5 Vacation Destinations And The Films That Made Them Famous

Most of us love movies. There’s something magical about being swept away for a couple of hours to a faraway destination by way of film. In many cases, the movies we watch influence our vacation wish lists. With that in mind, here are 5 destinations to visit and the films that made them famous.

Citizen Kane

Long Island

Many lists place Citizen Kane as the greatest film of all time. While a big portion of the movie was filmed at RKO Studios in Hollywood, as well as in Pasadena or San Diego, the “Xanadu Mansion” scenes from the movie were actually filmed at Oheka Castle in Huntington, New York.


Casablanca, Morocco

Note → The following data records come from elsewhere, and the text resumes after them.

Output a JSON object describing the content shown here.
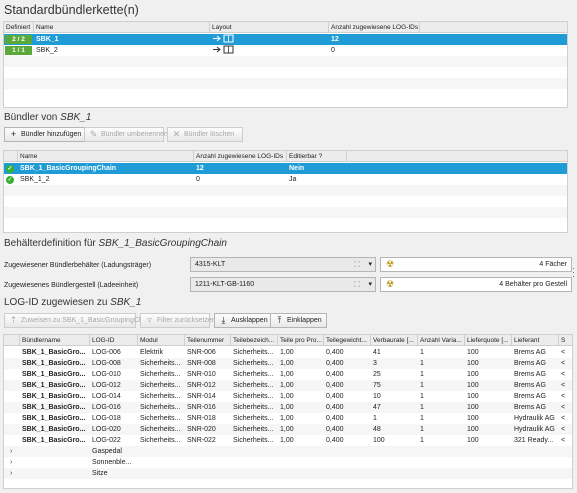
{
  "colors": {
    "selection": "#1f9bd6",
    "badge_green": "#5aa93a",
    "check_green": "#38b036",
    "nein_red": "#e2574c"
  },
  "chain": {
    "title": "Standardbündlerkette(n)",
    "columns": [
      "Definiert",
      "Name",
      "Layout",
      "Anzahl zugewiesene LOG-IDs"
    ],
    "rows": [
      {
        "defined": "2 / 2",
        "name": "SBK_1",
        "layout_icon": "arrow-box-icon",
        "count": "12"
      },
      {
        "defined": "1 / 1",
        "name": "SBK_2",
        "layout_icon": "arrow-box-icon",
        "count": "0"
      }
    ]
  },
  "bundler": {
    "title_prefix": "Bündler von",
    "title_ref": "SBK_1",
    "buttons": {
      "add": "Bündler hinzufügen",
      "rename": "Bündler umbenennen",
      "delete": "Bündler löschen"
    },
    "columns": [
      "",
      "Name",
      "Anzahl zugewiesene LOG-IDs",
      "Editierbar ?"
    ],
    "rows": [
      {
        "name": "SBK_1_BasicGroupingChain",
        "count": "12",
        "editable": "Nein"
      },
      {
        "name": "SBK_1_2",
        "count": "0",
        "editable": "Ja"
      }
    ]
  },
  "container": {
    "title_prefix": "Behälterdefinition für",
    "title_ref": "SBK_1_BasicGroupingChain",
    "carrier_label": "Zugewiesener Bündlerbehälter (Ladungsträger)",
    "carrier_value": "4315-KLT",
    "carrier_qty": "4 Fächer",
    "rack_label": "Zugewiesenes Bündlergestell (Ladeeinheit)",
    "rack_value": "1211-KLT-GB-1160",
    "rack_qty": "4 Behälter pro Gestell"
  },
  "logids": {
    "title_prefix": "LOG-ID zugewiesen zu",
    "title_ref": "SBK_1",
    "buttons": {
      "assign": "Zuweisen zu SBK_1_BasicGroupingChain",
      "reset": "Filter zurücksetzen",
      "expand": "Ausklappen",
      "collapse": "Einklappen"
    },
    "columns": [
      "Bündlername",
      "LOG-ID",
      "Modul",
      "Teilenummer",
      "Teilebezeich...",
      "Teile pro Pro...",
      "Teilegewicht...",
      "Verbaurate [...",
      "Anzahl Varia...",
      "Lieferquote [...",
      "Lieferant",
      "S"
    ],
    "rows": [
      {
        "bundler": "SBK_1_BasicGro...",
        "logid": "LOG-006",
        "module": "Elektrik",
        "part": "SNR-006",
        "desc": "Sicherheits...",
        "per": "1,00",
        "weight": "0,400",
        "rate": "41",
        "variants": "1",
        "quota": "100",
        "supplier": "Brems AG",
        "s": "<"
      },
      {
        "bundler": "SBK_1_BasicGro...",
        "logid": "LOG-008",
        "module": "Sicherheits...",
        "part": "SNR-008",
        "desc": "Sicherheits...",
        "per": "1,00",
        "weight": "0,400",
        "rate": "3",
        "variants": "1",
        "quota": "100",
        "supplier": "Brems AG",
        "s": "<"
      },
      {
        "bundler": "SBK_1_BasicGro...",
        "logid": "LOG-010",
        "module": "Sicherheits...",
        "part": "SNR-010",
        "desc": "Sicherheits...",
        "per": "1,00",
        "weight": "0,400",
        "rate": "25",
        "variants": "1",
        "quota": "100",
        "supplier": "Brems AG",
        "s": "<"
      },
      {
        "bundler": "SBK_1_BasicGro...",
        "logid": "LOG-012",
        "module": "Sicherheits...",
        "part": "SNR-012",
        "desc": "Sicherheits...",
        "per": "1,00",
        "weight": "0,400",
        "rate": "75",
        "variants": "1",
        "quota": "100",
        "supplier": "Brems AG",
        "s": "<"
      },
      {
        "bundler": "SBK_1_BasicGro...",
        "logid": "LOG-014",
        "module": "Sicherheits...",
        "part": "SNR-014",
        "desc": "Sicherheits...",
        "per": "1,00",
        "weight": "0,400",
        "rate": "10",
        "variants": "1",
        "quota": "100",
        "supplier": "Brems AG",
        "s": "<"
      },
      {
        "bundler": "SBK_1_BasicGro...",
        "logid": "LOG-016",
        "module": "Sicherheits...",
        "part": "SNR-016",
        "desc": "Sicherheits...",
        "per": "1,00",
        "weight": "0,400",
        "rate": "47",
        "variants": "1",
        "quota": "100",
        "supplier": "Brems AG",
        "s": "<"
      },
      {
        "bundler": "SBK_1_BasicGro...",
        "logid": "LOG-018",
        "module": "Sicherheits...",
        "part": "SNR-018",
        "desc": "Sicherheits...",
        "per": "1,00",
        "weight": "0,400",
        "rate": "1",
        "variants": "1",
        "quota": "100",
        "supplier": "Hydraulik AG",
        "s": "<"
      },
      {
        "bundler": "SBK_1_BasicGro...",
        "logid": "LOG-020",
        "module": "Sicherheits...",
        "part": "SNR-020",
        "desc": "Sicherheits...",
        "per": "1,00",
        "weight": "0,400",
        "rate": "48",
        "variants": "1",
        "quota": "100",
        "supplier": "Hydraulik AG",
        "s": "<"
      },
      {
        "bundler": "SBK_1_BasicGro...",
        "logid": "LOG-022",
        "module": "Sicherheits...",
        "part": "SNR-022",
        "desc": "Sicherheits...",
        "per": "1,00",
        "weight": "0,400",
        "rate": "100",
        "variants": "1",
        "quota": "100",
        "supplier": "321 Ready...",
        "s": "<"
      }
    ],
    "groups": [
      "Gaspedal",
      "Sonnenble...",
      "Sitze"
    ]
  }
}
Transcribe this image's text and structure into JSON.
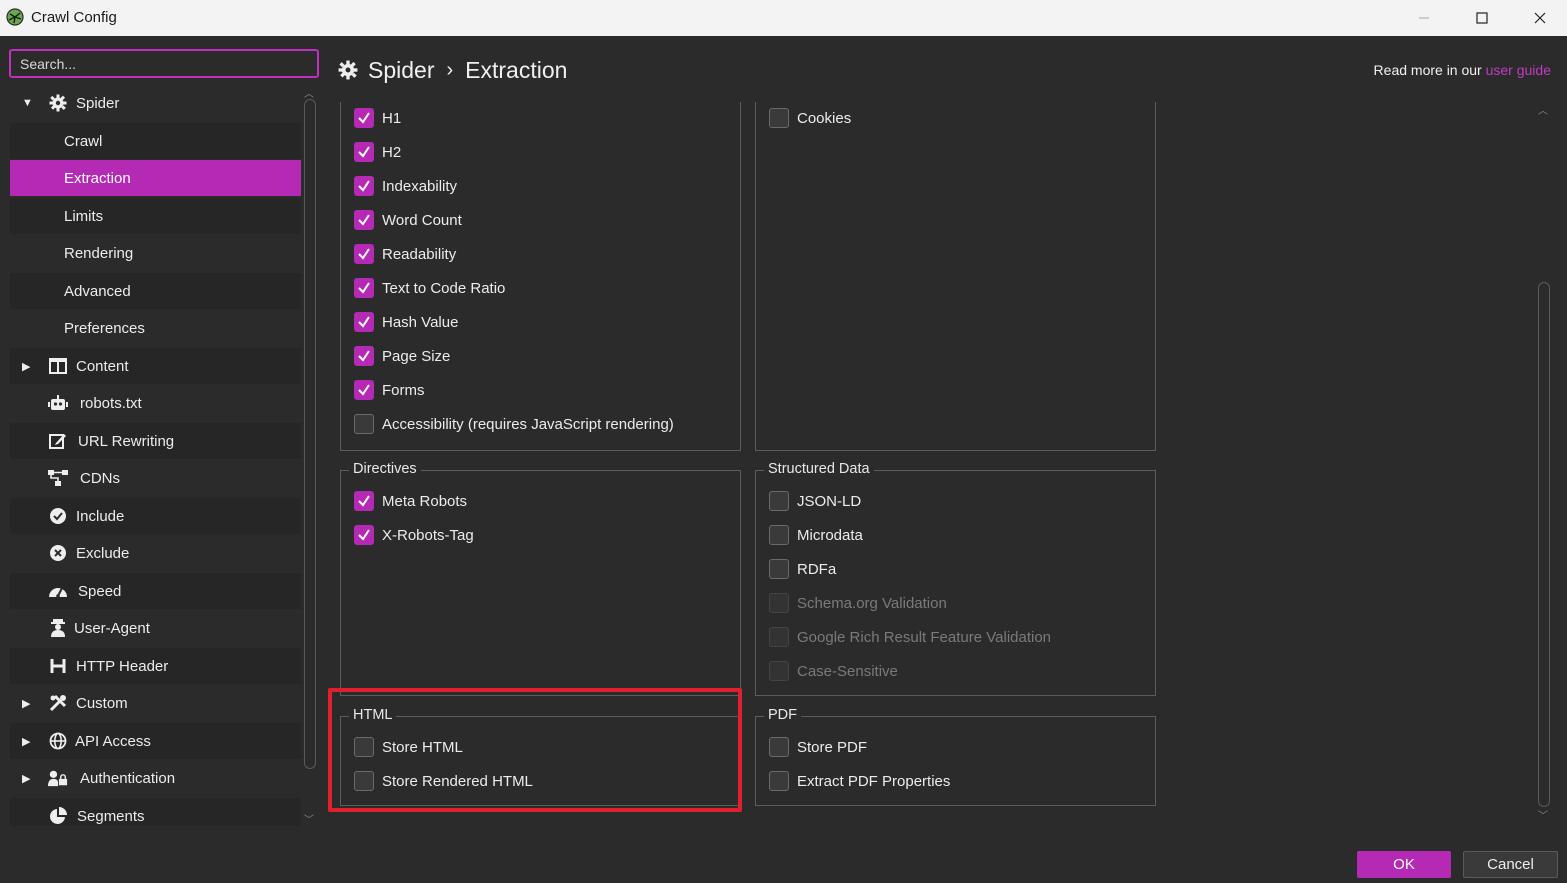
{
  "window": {
    "title": "Crawl Config"
  },
  "search": {
    "placeholder": "Search..."
  },
  "sidebar": {
    "items": [
      {
        "label": "Spider",
        "icon": "gear-icon",
        "expanded": true
      },
      {
        "label": "Crawl"
      },
      {
        "label": "Extraction",
        "active": true
      },
      {
        "label": "Limits"
      },
      {
        "label": "Rendering"
      },
      {
        "label": "Advanced"
      },
      {
        "label": "Preferences"
      },
      {
        "label": "Content",
        "icon": "columns-icon"
      },
      {
        "label": "robots.txt",
        "icon": "robot-icon"
      },
      {
        "label": "URL Rewriting",
        "icon": "edit-icon"
      },
      {
        "label": "CDNs",
        "icon": "network-icon"
      },
      {
        "label": "Include",
        "icon": "check-circle-icon"
      },
      {
        "label": "Exclude",
        "icon": "x-circle-icon"
      },
      {
        "label": "Speed",
        "icon": "speedometer-icon"
      },
      {
        "label": "User-Agent",
        "icon": "user-agent-icon"
      },
      {
        "label": "HTTP Header",
        "icon": "h-icon"
      },
      {
        "label": "Custom",
        "icon": "tools-icon"
      },
      {
        "label": "API Access",
        "icon": "globe-icon"
      },
      {
        "label": "Authentication",
        "icon": "user-lock-icon"
      },
      {
        "label": "Segments",
        "icon": "pie-chart-icon"
      }
    ]
  },
  "header": {
    "crumb_root": "Spider",
    "crumb_sep": "›",
    "crumb_page": "Extraction",
    "readmore_prefix": "Read more in our ",
    "readmore_link": "user guide"
  },
  "page_elements": {
    "items": [
      {
        "label": "H1",
        "checked": true
      },
      {
        "label": "H2",
        "checked": true
      },
      {
        "label": "Indexability",
        "checked": true
      },
      {
        "label": "Word Count",
        "checked": true
      },
      {
        "label": "Readability",
        "checked": true
      },
      {
        "label": "Text to Code Ratio",
        "checked": true
      },
      {
        "label": "Hash Value",
        "checked": true
      },
      {
        "label": "Page Size",
        "checked": true
      },
      {
        "label": "Forms",
        "checked": true
      },
      {
        "label": "Accessibility (requires JavaScript rendering)",
        "checked": false
      }
    ]
  },
  "url_details": {
    "items": [
      {
        "label": "Cookies",
        "checked": false
      }
    ]
  },
  "directives": {
    "legend": "Directives",
    "items": [
      {
        "label": "Meta Robots",
        "checked": true
      },
      {
        "label": "X-Robots-Tag",
        "checked": true
      }
    ]
  },
  "structured_data": {
    "legend": "Structured Data",
    "items": [
      {
        "label": "JSON-LD",
        "checked": false
      },
      {
        "label": "Microdata",
        "checked": false
      },
      {
        "label": "RDFa",
        "checked": false
      },
      {
        "label": "Schema.org Validation",
        "checked": false,
        "disabled": true
      },
      {
        "label": "Google Rich Result Feature Validation",
        "checked": false,
        "disabled": true
      },
      {
        "label": "Case-Sensitive",
        "checked": false,
        "disabled": true
      }
    ]
  },
  "html": {
    "legend": "HTML",
    "items": [
      {
        "label": "Store HTML",
        "checked": false
      },
      {
        "label": "Store Rendered HTML",
        "checked": false
      }
    ]
  },
  "pdf": {
    "legend": "PDF",
    "items": [
      {
        "label": "Store PDF",
        "checked": false
      },
      {
        "label": "Extract PDF Properties",
        "checked": false
      }
    ]
  },
  "footer": {
    "ok_label": "OK",
    "cancel_label": "Cancel"
  },
  "colors": {
    "accent": "#b52ab5",
    "highlight": "#e0202e",
    "background": "#2b2b2b"
  }
}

Casablanca might take the top spot among vacation destinations inspired by films. However, the majority of the film was shot in a studio in Hollywood or the deserts of Arizona. Still, you can find a “Rick’s Café Americain” in the actual Casablanca, and this, combined with a jaunt to Marrakesh, will make for one heck of a vacation!



Moonlight made Academy Awards history with its depiction of life in Miami that most tourists have no idea about. While a big portion of the film takes place in the Liberty City neighborhood, there were also some scenes shot on Miami Beach, not to mention Jimmy’s Eastside Diner, which is a real place where you can grab a bite.

Sunset Boulevard

Los Angeles

L.A. has plenty of spots to visit for die-hard movie films, but no trip would be complete without visiting Sunset Boulevard, which shares its name with the 1950 film starring Gloria Swanson. The original mansion used in the film has been demolished, but you can still find the giant gate that appeared at the end of the driveway in the movie.

A Streetcar Named Desire

New Orleans

New Orleans is another destination that’s ripe with movie history, with plenty of famous films being shot here. A Streetcar Named Desire, with Marlon Brando, is one of the most famous. A good portion of the film was done in a Studio, but there were still plenty of scenes that were filmed throughout New Orleans, like the Bienville Street train stop.